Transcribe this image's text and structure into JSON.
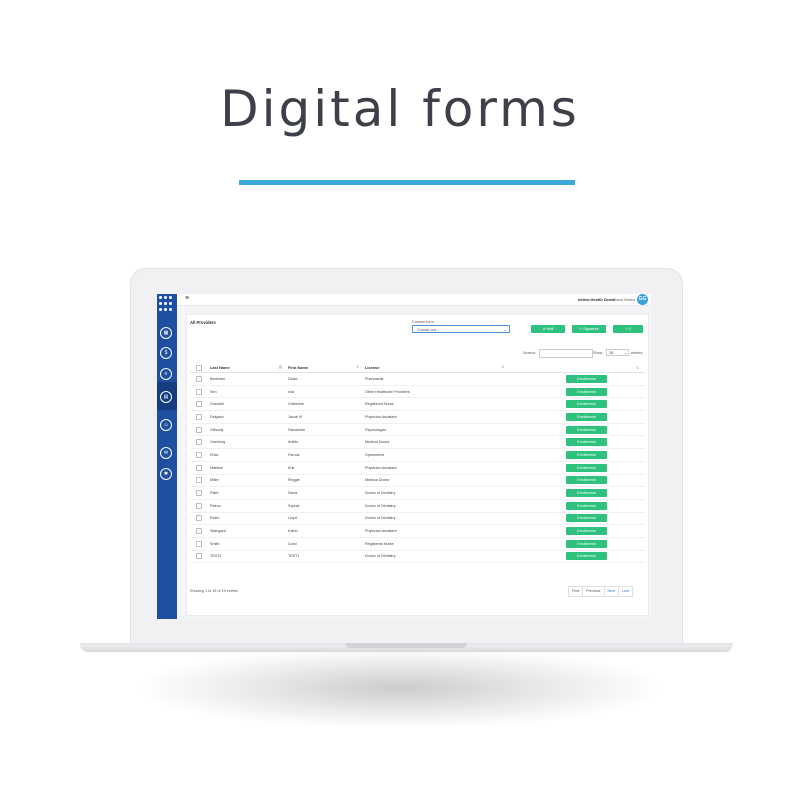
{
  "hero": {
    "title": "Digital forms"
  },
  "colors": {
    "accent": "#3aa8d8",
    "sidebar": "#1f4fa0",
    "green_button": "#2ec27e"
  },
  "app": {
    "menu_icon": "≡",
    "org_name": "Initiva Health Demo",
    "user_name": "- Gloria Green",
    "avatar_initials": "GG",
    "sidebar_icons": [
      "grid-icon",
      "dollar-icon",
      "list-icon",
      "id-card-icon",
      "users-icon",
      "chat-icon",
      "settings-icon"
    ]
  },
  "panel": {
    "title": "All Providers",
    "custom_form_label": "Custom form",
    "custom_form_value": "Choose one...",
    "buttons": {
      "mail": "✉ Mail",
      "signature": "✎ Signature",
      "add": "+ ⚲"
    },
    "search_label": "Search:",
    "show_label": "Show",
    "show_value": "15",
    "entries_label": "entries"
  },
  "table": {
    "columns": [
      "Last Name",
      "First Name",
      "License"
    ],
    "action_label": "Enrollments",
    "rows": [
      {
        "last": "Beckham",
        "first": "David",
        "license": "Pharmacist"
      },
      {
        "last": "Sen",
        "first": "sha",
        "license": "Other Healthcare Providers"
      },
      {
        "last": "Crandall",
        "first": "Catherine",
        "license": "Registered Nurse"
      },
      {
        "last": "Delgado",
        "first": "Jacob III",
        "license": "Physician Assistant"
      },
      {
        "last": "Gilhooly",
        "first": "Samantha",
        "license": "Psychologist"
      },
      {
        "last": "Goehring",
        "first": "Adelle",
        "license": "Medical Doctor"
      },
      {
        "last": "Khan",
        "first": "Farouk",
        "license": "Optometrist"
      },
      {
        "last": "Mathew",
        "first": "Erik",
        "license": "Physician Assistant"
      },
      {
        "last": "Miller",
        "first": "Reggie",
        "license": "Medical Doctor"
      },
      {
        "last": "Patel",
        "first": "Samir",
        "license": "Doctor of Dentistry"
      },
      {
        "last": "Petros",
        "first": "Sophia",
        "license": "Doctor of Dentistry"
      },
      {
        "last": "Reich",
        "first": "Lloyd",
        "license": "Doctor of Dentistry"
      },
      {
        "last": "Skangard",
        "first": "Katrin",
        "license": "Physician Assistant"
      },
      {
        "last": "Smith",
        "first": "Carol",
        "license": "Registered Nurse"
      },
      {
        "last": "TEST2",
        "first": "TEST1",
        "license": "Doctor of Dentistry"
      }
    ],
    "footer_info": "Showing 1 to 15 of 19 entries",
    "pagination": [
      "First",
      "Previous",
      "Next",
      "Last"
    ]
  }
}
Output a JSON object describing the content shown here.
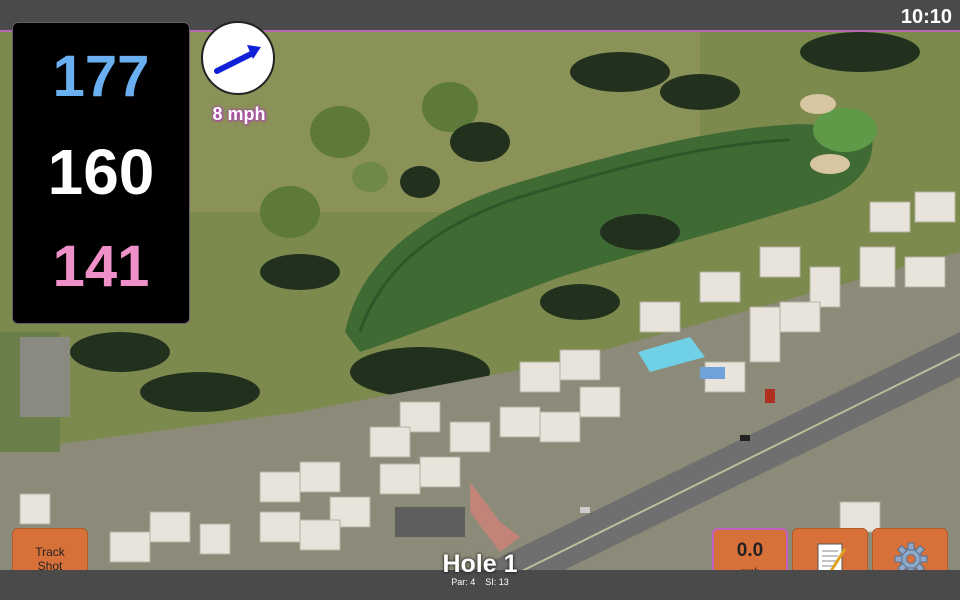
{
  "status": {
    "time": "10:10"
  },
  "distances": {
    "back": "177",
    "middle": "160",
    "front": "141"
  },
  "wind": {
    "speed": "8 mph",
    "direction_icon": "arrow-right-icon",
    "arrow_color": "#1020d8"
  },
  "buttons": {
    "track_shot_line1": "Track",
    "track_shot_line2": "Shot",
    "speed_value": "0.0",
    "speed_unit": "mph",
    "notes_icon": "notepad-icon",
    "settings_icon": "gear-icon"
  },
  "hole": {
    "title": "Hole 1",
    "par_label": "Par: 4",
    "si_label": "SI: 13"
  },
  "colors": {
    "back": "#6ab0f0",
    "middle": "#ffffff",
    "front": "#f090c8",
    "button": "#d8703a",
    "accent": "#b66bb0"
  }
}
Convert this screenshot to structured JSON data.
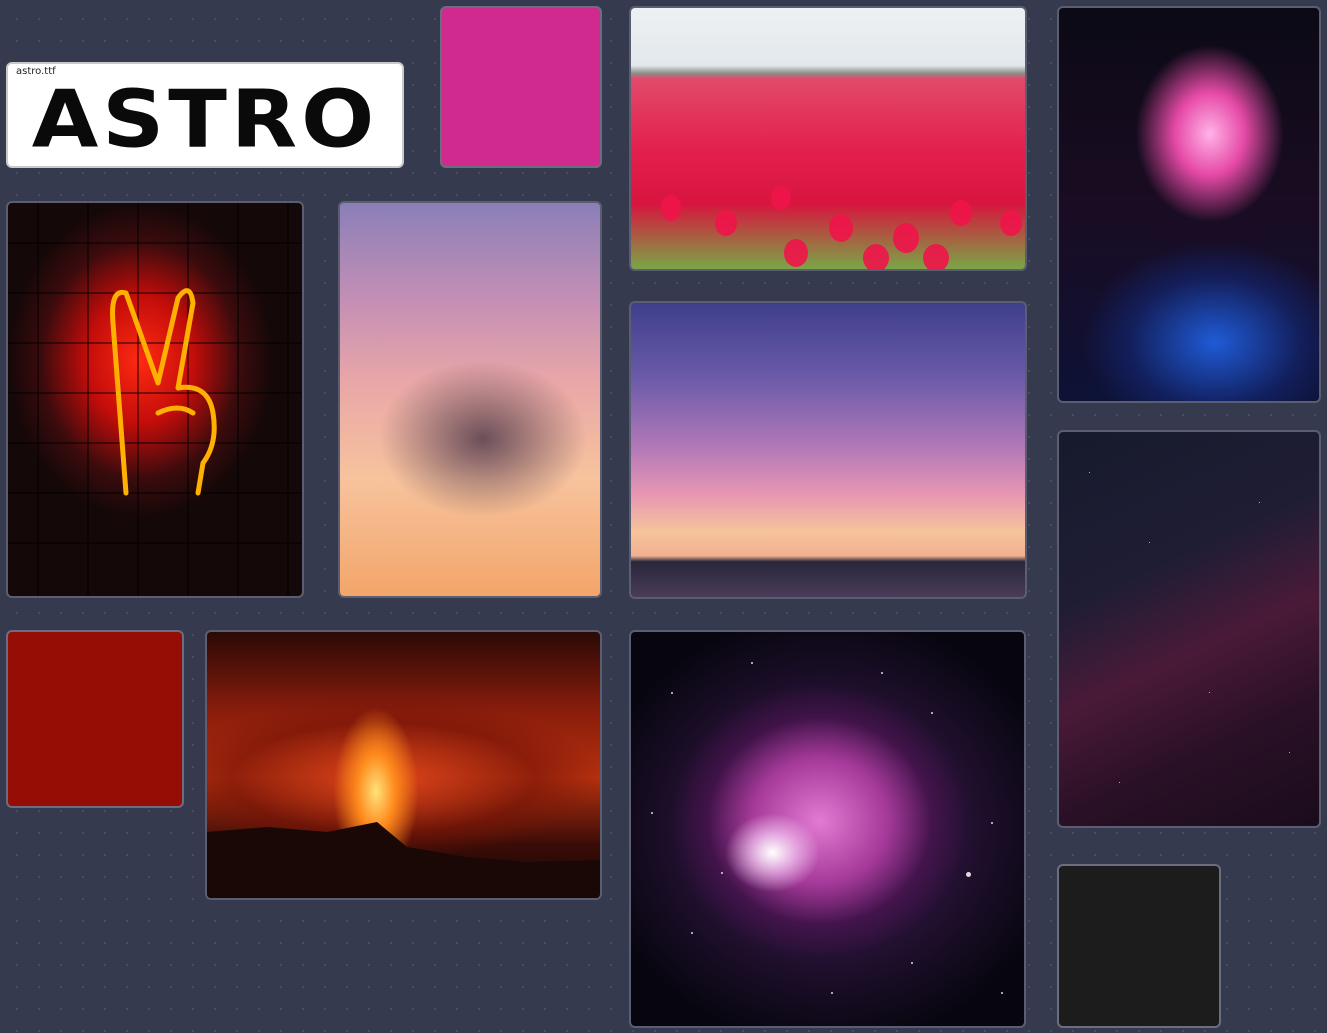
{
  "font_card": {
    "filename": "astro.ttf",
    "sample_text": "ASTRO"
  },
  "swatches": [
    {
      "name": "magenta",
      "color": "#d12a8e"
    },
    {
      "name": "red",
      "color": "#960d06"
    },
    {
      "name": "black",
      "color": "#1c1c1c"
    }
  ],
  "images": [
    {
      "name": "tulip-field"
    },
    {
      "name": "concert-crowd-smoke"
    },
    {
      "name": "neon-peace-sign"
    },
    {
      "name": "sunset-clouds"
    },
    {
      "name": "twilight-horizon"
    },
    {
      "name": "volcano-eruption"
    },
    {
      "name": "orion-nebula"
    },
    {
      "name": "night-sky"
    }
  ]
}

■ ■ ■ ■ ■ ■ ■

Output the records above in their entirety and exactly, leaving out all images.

__Solution to the exercise__:
Transcribe this image's text and structure into JSON.
{
  "hero": {
    "title": "Digital forms"
  },
  "colors": {
    "accent": "#3aa8d8",
    "sidebar": "#1f4fa0",
    "green_button": "#2ec27e"
  },
  "app": {
    "menu_icon": "≡",
    "org_name": "Initiva Health Demo",
    "user_name": "- Gloria Green",
    "avatar_initials": "GG",
    "sidebar_icons": [
      "grid-icon",
      "dollar-icon",
      "list-icon",
      "id-card-icon",
      "users-icon",
      "chat-icon",
      "settings-icon"
    ]
  },
  "panel": {
    "title": "All Providers",
    "custom_form_label": "Custom form",
    "custom_form_value": "Choose one...",
    "buttons": {
      "mail": "✉ Mail",
      "signature": "✎ Signature",
      "add": "+ ⚲"
    },
    "search_label": "Search:",
    "show_label": "Show",
    "show_value": "15",
    "entries_label": "entries"
  },
  "table": {
    "columns": [
      "Last Name",
      "First Name",
      "License"
    ],
    "action_label": "Enrollments",
    "rows": [
      {
        "last": "Beckham",
        "first": "David",
        "license": "Pharmacist"
      },
      {
        "last": "Sen",
        "first": "sha",
        "license": "Other Healthcare Providers"
      },
      {
        "last": "Crandall",
        "first": "Catherine",
        "license": "Registered Nurse"
      },
      {
        "last": "Delgado",
        "first": "Jacob III",
        "license": "Physician Assistant"
      },
      {
        "last": "Gilhooly",
        "first": "Samantha",
        "license": "Psychologist"
      },
      {
        "last": "Goehring",
        "first": "Adelle",
        "license": "Medical Doctor"
      },
      {
        "last": "Khan",
        "first": "Farouk",
        "license": "Optometrist"
      },
      {
        "last": "Mathew",
        "first": "Erik",
        "license": "Physician Assistant"
      },
      {
        "last": "Miller",
        "first": "Reggie",
        "license": "Medical Doctor"
      },
      {
        "last": "Patel",
        "first": "Samir",
        "license": "Doctor of Dentistry"
      },
      {
        "last": "Petros",
        "first": "Sophia",
        "license": "Doctor of Dentistry"
      },
      {
        "last": "Reich",
        "first": "Lloyd",
        "license": "Doctor of Dentistry"
      },
      {
        "last": "Skangard",
        "first": "Katrin",
        "license": "Physician Assistant"
      },
      {
        "last": "Smith",
        "first": "Carol",
        "license": "Registered Nurse"
      },
      {
        "last": "TEST2",
        "first": "TEST1",
        "license": "Doctor of Dentistry"
      }
    ],
    "footer_info": "Showing 1 to 15 of 19 entries",
    "pagination": [
      "First",
      "Previous",
      "Next",
      "Last"
    ]
  }
}
Output a JSON object describing the content shown here.
{
  "status": {
    "time": "10:10"
  },
  "distances": {
    "back": "177",
    "middle": "160",
    "front": "141"
  },
  "wind": {
    "speed": "8 mph",
    "direction_icon": "arrow-right-icon",
    "arrow_color": "#1020d8"
  },
  "buttons": {
    "track_shot_line1": "Track",
    "track_shot_line2": "Shot",
    "speed_value": "0.0",
    "speed_unit": "mph",
    "notes_icon": "notepad-icon",
    "settings_icon": "gear-icon"
  },
  "hole": {
    "title": "Hole 1",
    "par_label": "Par: 4",
    "si_label": "SI: 13"
  },
  "colors": {
    "back": "#6ab0f0",
    "middle": "#ffffff",
    "front": "#f090c8",
    "button": "#d8703a",
    "accent": "#b66bb0"
  }
}
Convert this screenshot to structured JSON data.
{
  "font_card": {
    "filename": "astro.ttf",
    "sample_text": "ASTRO"
  },
  "swatches": [
    {
      "name": "magenta",
      "color": "#d12a8e"
    },
    {
      "name": "red",
      "color": "#960d06"
    },
    {
      "name": "black",
      "color": "#1c1c1c"
    }
  ],
  "images": [
    {
      "name": "tulip-field"
    },
    {
      "name": "concert-crowd-smoke"
    },
    {
      "name": "neon-peace-sign"
    },
    {
      "name": "sunset-clouds"
    },
    {
      "name": "twilight-horizon"
    },
    {
      "name": "volcano-eruption"
    },
    {
      "name": "orion-nebula"
    },
    {
      "name": "night-sky"
    }
  ]
}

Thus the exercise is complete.